__Problem details__: Look through the records, and whenever a line includes the word "crapi", copy it.
━━━ Material for the task
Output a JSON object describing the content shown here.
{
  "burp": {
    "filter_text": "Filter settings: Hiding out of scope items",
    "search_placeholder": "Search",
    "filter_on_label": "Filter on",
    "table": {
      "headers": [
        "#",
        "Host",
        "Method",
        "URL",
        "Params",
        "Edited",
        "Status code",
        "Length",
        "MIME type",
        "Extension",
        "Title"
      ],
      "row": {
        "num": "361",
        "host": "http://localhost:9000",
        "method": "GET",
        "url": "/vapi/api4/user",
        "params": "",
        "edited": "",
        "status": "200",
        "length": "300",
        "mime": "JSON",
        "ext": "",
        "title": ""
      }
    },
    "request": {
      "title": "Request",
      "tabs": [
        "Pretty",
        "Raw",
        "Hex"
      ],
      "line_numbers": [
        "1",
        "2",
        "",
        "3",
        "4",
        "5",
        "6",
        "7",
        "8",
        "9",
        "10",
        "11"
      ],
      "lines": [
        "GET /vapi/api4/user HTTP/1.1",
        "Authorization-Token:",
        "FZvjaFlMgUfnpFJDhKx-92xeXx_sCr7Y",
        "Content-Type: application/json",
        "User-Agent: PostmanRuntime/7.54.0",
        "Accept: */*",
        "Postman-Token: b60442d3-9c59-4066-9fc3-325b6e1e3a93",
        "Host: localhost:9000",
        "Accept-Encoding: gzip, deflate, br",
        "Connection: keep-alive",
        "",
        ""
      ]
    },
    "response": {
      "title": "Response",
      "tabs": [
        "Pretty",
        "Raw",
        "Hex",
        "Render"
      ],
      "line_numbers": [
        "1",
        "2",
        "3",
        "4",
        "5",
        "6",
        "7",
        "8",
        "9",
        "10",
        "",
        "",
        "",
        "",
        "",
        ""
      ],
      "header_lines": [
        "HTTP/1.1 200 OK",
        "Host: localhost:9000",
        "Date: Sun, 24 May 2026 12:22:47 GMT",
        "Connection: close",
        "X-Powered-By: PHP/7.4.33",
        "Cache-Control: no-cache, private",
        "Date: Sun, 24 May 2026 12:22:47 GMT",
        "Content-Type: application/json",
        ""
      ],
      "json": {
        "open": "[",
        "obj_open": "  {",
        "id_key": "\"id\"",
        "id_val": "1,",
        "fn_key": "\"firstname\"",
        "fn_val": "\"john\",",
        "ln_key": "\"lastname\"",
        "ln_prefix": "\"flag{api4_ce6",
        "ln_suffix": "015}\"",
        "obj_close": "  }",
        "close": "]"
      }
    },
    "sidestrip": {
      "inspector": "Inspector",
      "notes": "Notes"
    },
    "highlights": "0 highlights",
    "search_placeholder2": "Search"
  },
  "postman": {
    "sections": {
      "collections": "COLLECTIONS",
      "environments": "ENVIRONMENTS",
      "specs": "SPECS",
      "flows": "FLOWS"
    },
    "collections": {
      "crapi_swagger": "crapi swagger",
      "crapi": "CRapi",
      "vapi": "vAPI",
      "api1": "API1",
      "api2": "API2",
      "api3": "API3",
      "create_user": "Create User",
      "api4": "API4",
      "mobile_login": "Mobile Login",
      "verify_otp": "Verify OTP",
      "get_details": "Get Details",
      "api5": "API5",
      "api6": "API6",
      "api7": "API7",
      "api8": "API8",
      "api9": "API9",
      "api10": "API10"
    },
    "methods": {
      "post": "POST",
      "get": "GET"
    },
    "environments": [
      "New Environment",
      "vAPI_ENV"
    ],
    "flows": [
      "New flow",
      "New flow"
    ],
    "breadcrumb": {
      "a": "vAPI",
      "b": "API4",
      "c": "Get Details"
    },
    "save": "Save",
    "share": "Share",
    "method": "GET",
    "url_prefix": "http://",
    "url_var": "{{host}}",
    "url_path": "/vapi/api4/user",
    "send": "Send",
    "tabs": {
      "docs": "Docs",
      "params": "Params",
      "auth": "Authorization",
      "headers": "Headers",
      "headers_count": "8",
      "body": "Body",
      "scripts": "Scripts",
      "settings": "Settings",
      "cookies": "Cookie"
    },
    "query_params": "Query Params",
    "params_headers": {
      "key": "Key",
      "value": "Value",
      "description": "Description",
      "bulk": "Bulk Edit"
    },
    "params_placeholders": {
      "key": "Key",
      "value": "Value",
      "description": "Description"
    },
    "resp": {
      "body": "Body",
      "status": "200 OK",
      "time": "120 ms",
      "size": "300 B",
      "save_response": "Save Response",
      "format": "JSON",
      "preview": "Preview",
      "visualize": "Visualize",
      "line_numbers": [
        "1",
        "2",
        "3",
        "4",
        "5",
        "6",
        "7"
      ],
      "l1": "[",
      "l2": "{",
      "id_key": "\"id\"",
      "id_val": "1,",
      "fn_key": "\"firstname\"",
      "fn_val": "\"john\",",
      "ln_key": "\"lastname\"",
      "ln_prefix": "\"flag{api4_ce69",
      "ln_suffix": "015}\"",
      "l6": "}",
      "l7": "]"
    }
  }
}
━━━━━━
__Task answer__:
      "crapi_swagger": "crapi swagger",
      "crapi": "CRapi",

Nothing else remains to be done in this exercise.